WASHINGTON (WUSA9) -- You expect to see them when you are at the airport, but what about at Union Station?
The TSA could be screening you without you even knowing it.
From the Super Bowl to the Inauguration to Union Station, if you're traveling, the Transportation Security Agency could be there, and they could be looking at you.
They are a special brand of the TSA, called "VIPR."
It stands for "Visible Intermodal Prevention and Response." VIPR has been around since 2005, and they are meant to boost security by being a deterrent, and detecting security risks.
WUSA9 asked the TSA what the qualifications are for becoming a TSA baggage screener versus being part of the VIPR program. We have not heard back.
WUSA9 Debra Alfarone walked around Union Station on Tuesday night with our intern Marissa. They covered upstairs, downstairs, the Amtrak ticket counter area, the shops and the food court, and saw police officers but no one from VIPR.
They also asked TSA, can a VIPR stop someone, or do a random bag search? WUSA9 has not received a response to those questions, but they did send this statement:
"TSA began the Visible Intermodal Prevention and Response (VIPR) program in 2005 to augment federal, state, and local law enforcement to ensure the safety and security of the traveling public.

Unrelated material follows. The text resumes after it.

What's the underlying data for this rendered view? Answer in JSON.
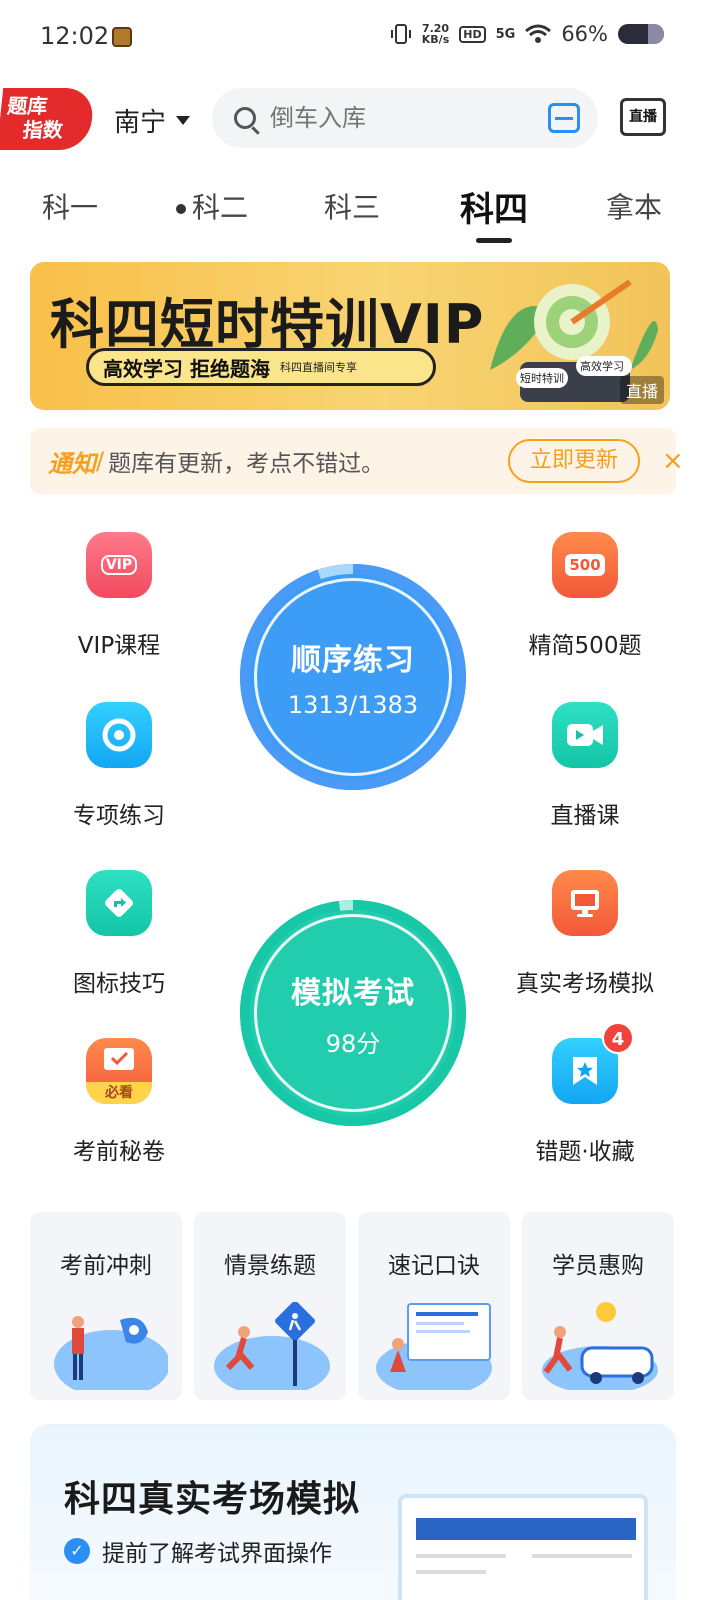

TSA has deployed VIPR teams in all modes of transportation surrounding large events such as the Presidential Inauguration, State of the Union Address, United Nations General Assembly, and the Super Bowl. VIPR teams work at the request of local law enforcement officials to supplement existing security resources by providing deterrent presence and detection capabilities, and an unpredictable layer of security."

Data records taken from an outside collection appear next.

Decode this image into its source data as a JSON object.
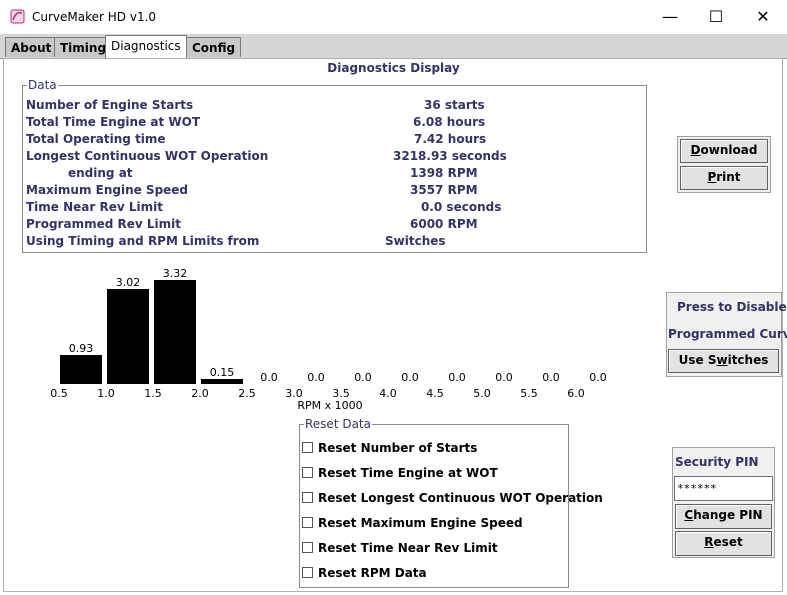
{
  "window": {
    "title": "CurveMaker HD v1.0",
    "minimize_glyph": "—",
    "maximize_glyph": "☐",
    "close_glyph": "✕",
    "app_icon": "curvemaker-app-icon"
  },
  "tabs": [
    {
      "label": "About",
      "active": false
    },
    {
      "label": "Timing",
      "active": false
    },
    {
      "label": "Diagnostics",
      "active": true
    },
    {
      "label": "Config",
      "active": false
    }
  ],
  "panel_title": "Diagnostics Display",
  "data_group": {
    "legend": "Data",
    "rows": [
      {
        "label": "Number of Engine Starts",
        "value": "36 starts"
      },
      {
        "label": "Total Time Engine at WOT",
        "value": "6.08 hours"
      },
      {
        "label": "Total Operating time",
        "value": "7.42 hours"
      },
      {
        "label": "Longest Continuous WOT Operation",
        "value": "3218.93 seconds"
      },
      {
        "label": "ending at",
        "value": "1398 RPM"
      },
      {
        "label": "Maximum Engine Speed",
        "value": "3557 RPM"
      },
      {
        "label": "Time Near Rev Limit",
        "value": "0.0 seconds"
      },
      {
        "label": "Programmed Rev Limit",
        "value": "6000 RPM"
      },
      {
        "label": "Using Timing and RPM Limits from",
        "value": "Switches"
      }
    ]
  },
  "buttons": {
    "download": "Download",
    "download_mnemonic": "D",
    "print": "Print",
    "print_mnemonic": "P",
    "disable_line1": "Press to Disable",
    "disable_line2": "Programmed Curve",
    "use_switches_pre": "Use S",
    "use_switches_mnemonic": "w",
    "use_switches_post": "itches",
    "change_pin_pre": "",
    "change_pin_mnemonic": "C",
    "change_pin_post": "hange PIN",
    "reset_pre": "",
    "reset_mnemonic": "R",
    "reset_post": "eset"
  },
  "security": {
    "label": "Security PIN",
    "pin_value": "******"
  },
  "reset_group": {
    "legend": "Reset Data",
    "items": [
      {
        "label": "Reset Number of Starts",
        "checked": false
      },
      {
        "label": "Reset Time Engine at WOT",
        "checked": false
      },
      {
        "label": "Reset Longest Continuous WOT Operation",
        "checked": false
      },
      {
        "label": "Reset Maximum Engine Speed",
        "checked": false
      },
      {
        "label": "Reset Time Near Rev Limit",
        "checked": false
      },
      {
        "label": "Reset RPM Data",
        "checked": false
      }
    ]
  },
  "chart_data": {
    "type": "bar",
    "categories": [
      "0.5-1.0",
      "1.0-1.5",
      "1.5-2.0",
      "2.0-2.5",
      "2.5-3.0",
      "3.0-3.5",
      "3.5-4.0",
      "4.0-4.5",
      "4.5-5.0",
      "5.0-5.5",
      "5.5-6.0",
      "6.0-6.5"
    ],
    "values": [
      0.93,
      3.02,
      3.32,
      0.15,
      0.0,
      0.0,
      0.0,
      0.0,
      0.0,
      0.0,
      0.0,
      0.0
    ],
    "value_labels": [
      "0.93",
      "3.02",
      "3.32",
      "0.15",
      "0.0",
      "0.0",
      "0.0",
      "0.0",
      "0.0",
      "0.0",
      "0.0",
      "0.0"
    ],
    "x_ticks": [
      "0.5",
      "1.0",
      "1.5",
      "2.0",
      "2.5",
      "3.0",
      "3.5",
      "4.0",
      "4.5",
      "5.0",
      "5.5",
      "6.0"
    ],
    "xlabel": "RPM x 1000",
    "ylabel": "",
    "title": "",
    "ylim": [
      0,
      3.32
    ],
    "bar_color": "#000000",
    "grid": false,
    "legend": "none"
  }
}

Several people WUSA9 spoke to outside of Union Station say they were unaware of the TSA's role at Union Station. An August 2012 report from Homeland Security says the TSA needs to better inform people of VIPRs existence.